Your answer is every line of the material below in which the string "Select" occurs.
─── RECORDS PROVIDED
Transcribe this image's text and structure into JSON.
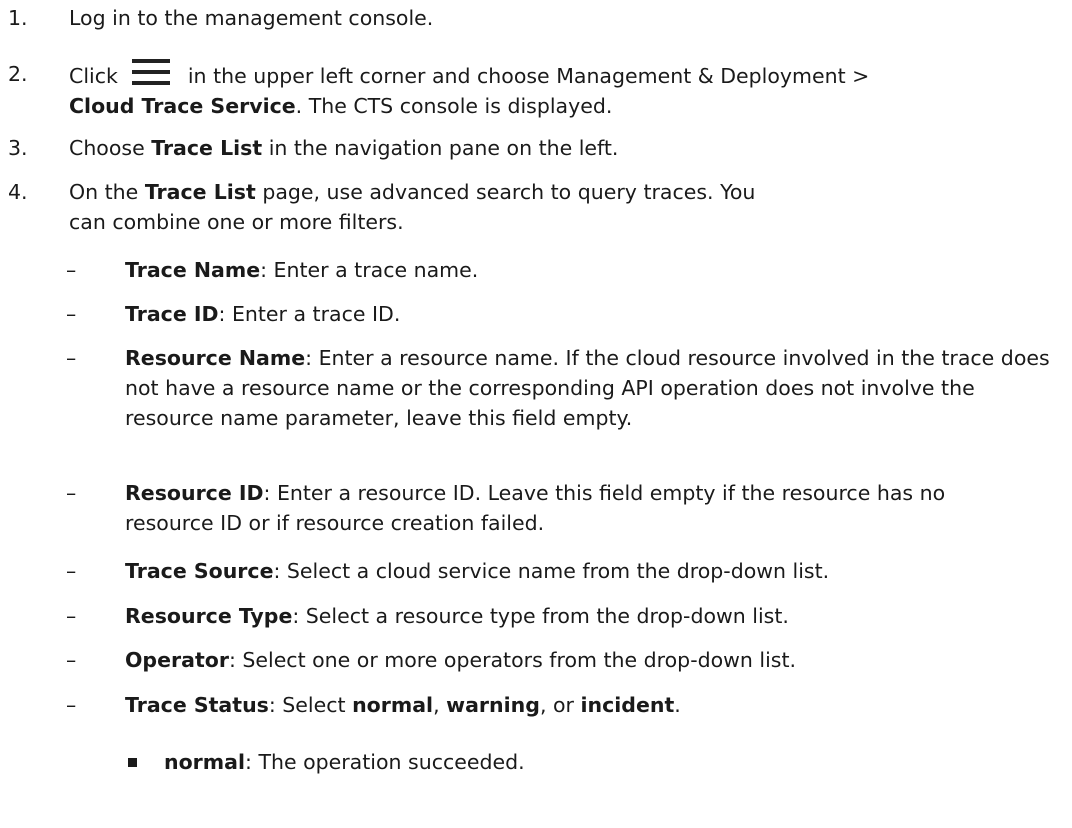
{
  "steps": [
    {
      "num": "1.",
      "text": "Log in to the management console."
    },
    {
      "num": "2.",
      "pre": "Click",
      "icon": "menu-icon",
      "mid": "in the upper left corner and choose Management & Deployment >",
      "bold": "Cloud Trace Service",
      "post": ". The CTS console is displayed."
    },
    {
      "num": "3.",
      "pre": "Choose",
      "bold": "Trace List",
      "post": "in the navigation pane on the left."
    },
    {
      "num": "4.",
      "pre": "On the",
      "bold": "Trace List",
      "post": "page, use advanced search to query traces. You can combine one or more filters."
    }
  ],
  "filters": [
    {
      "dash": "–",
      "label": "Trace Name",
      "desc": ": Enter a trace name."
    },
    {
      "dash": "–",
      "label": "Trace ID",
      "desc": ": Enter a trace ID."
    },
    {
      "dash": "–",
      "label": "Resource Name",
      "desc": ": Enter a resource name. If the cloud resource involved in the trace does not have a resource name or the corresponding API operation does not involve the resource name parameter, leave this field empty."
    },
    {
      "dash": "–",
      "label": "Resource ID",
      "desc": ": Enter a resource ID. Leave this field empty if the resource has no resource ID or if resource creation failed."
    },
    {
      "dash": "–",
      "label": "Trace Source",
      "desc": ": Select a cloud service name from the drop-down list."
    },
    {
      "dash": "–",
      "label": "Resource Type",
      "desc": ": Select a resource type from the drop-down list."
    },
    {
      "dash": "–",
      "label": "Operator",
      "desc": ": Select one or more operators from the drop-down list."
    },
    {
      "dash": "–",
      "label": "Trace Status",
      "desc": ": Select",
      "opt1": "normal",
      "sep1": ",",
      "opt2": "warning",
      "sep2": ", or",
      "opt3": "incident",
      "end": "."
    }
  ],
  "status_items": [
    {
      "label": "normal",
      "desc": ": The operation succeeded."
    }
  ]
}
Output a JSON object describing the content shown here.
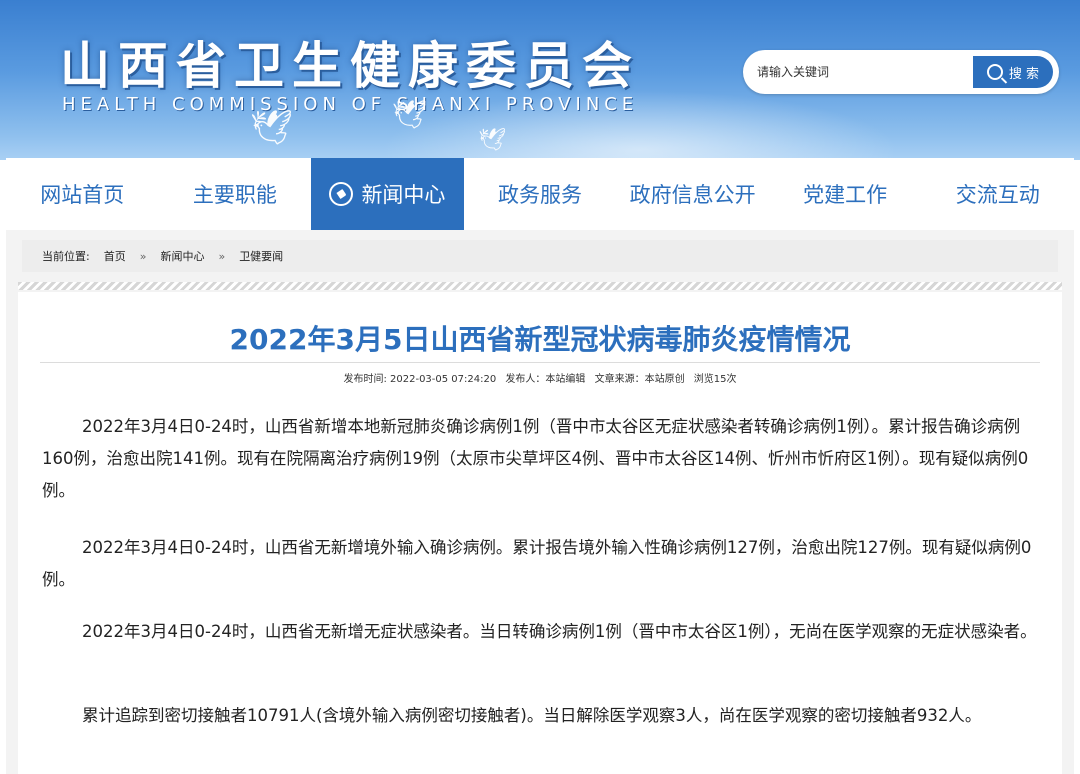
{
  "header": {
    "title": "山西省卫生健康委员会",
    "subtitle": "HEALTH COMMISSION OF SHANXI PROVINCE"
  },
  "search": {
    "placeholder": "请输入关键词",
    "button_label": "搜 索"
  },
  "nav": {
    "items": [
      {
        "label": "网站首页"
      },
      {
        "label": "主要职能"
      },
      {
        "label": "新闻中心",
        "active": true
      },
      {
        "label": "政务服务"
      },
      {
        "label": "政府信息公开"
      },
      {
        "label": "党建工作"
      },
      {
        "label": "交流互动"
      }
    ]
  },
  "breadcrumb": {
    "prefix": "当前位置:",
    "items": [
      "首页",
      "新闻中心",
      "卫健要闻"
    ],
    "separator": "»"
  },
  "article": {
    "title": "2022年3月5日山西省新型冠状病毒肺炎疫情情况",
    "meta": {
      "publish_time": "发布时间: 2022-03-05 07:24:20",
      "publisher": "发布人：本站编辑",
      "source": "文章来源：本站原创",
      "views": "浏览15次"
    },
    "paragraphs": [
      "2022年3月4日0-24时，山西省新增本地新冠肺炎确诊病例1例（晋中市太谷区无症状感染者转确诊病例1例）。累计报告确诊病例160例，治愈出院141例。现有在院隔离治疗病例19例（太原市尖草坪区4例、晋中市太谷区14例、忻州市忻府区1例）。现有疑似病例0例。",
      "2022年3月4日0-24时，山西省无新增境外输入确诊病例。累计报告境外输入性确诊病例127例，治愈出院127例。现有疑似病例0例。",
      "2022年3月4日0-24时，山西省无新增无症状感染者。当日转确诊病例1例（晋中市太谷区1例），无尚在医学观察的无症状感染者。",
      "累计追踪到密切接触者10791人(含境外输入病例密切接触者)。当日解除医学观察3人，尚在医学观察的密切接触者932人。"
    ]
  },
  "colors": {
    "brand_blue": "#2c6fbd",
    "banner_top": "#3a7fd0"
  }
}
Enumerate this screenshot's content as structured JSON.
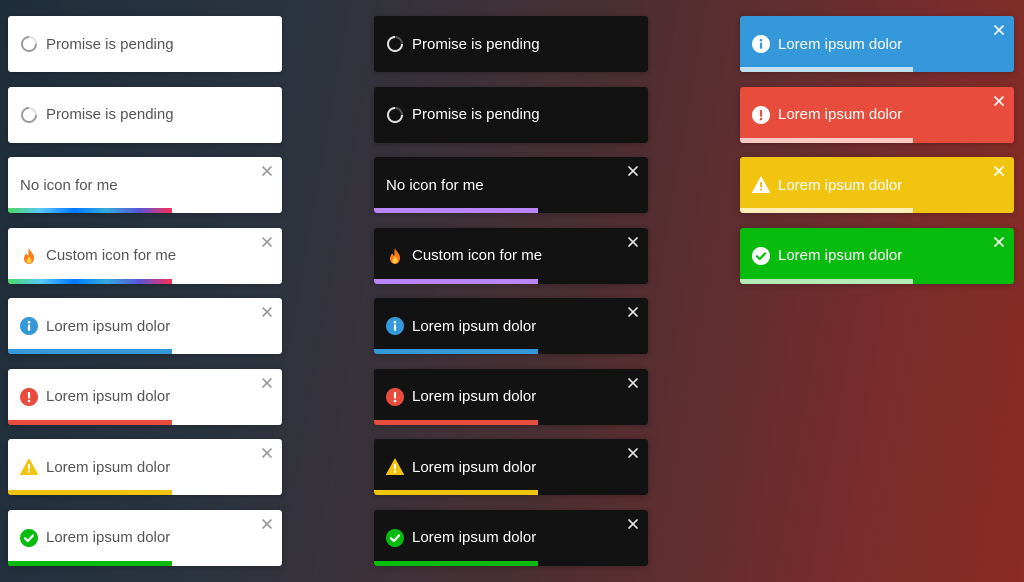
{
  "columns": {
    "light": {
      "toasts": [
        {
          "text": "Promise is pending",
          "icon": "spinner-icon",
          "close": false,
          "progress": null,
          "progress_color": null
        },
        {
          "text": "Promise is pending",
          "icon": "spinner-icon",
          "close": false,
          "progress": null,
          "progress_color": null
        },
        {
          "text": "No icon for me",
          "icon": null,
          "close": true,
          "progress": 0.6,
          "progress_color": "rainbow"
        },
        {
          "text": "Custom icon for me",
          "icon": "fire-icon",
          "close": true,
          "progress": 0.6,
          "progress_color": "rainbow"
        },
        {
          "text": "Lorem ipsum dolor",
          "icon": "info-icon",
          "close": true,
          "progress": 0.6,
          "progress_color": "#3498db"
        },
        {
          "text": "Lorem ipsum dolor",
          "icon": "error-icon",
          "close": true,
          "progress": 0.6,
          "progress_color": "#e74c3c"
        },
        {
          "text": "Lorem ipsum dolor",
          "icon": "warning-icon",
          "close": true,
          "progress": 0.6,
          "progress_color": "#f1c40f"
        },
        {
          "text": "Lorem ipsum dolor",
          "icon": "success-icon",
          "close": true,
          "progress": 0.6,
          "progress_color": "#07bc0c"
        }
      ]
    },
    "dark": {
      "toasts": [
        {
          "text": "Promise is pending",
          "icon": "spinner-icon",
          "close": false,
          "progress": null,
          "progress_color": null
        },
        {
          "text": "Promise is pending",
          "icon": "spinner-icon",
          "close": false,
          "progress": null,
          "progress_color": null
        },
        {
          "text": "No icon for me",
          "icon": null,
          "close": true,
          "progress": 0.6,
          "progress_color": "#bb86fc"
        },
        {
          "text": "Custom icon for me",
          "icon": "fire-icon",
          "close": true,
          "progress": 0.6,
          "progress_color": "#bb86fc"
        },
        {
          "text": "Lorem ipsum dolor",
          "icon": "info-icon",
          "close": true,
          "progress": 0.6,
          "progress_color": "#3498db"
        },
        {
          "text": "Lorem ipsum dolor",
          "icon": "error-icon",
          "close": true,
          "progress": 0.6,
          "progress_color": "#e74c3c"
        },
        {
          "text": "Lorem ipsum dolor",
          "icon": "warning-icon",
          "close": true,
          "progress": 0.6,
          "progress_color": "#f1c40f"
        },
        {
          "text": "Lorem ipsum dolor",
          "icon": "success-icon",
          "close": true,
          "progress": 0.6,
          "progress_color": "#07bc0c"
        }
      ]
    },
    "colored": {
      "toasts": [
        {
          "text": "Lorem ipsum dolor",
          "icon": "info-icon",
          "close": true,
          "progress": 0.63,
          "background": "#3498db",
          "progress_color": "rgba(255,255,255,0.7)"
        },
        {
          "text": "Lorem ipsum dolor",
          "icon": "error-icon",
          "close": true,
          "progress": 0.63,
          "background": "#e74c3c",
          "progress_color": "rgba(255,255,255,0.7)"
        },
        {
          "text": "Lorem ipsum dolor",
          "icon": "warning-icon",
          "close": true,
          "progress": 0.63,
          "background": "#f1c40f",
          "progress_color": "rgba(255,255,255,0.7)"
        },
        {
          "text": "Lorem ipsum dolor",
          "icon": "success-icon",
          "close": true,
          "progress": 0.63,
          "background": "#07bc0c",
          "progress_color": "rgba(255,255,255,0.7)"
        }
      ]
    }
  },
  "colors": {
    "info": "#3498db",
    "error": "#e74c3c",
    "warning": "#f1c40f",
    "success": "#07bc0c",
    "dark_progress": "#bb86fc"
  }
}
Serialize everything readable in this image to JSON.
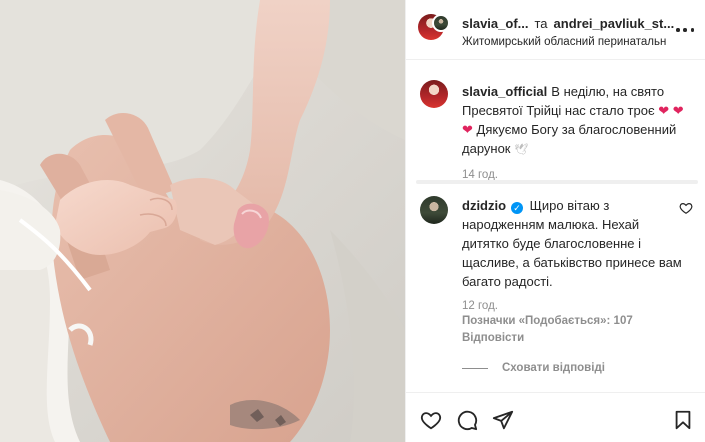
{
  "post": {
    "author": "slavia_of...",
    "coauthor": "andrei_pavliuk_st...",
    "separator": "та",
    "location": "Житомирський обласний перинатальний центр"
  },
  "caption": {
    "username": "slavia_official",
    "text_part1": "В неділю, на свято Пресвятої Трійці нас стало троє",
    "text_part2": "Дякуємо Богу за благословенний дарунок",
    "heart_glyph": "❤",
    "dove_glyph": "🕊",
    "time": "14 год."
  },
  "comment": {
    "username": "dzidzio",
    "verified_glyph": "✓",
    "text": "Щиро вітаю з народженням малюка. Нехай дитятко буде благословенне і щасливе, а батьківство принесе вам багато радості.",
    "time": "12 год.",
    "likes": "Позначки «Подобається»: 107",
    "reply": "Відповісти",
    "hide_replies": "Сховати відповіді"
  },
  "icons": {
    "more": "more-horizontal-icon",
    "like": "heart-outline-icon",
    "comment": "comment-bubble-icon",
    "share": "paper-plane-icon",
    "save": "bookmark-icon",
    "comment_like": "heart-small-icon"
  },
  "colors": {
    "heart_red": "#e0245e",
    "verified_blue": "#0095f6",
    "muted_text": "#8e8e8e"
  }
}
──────
▶ **ANSWER**:
      "desc": ": Select a cloud service name from the drop-down list."
      "desc": ": Select a resource type from the drop-down list."
      "desc": ": Select one or more operators from the drop-down list."
      "desc": ": Select",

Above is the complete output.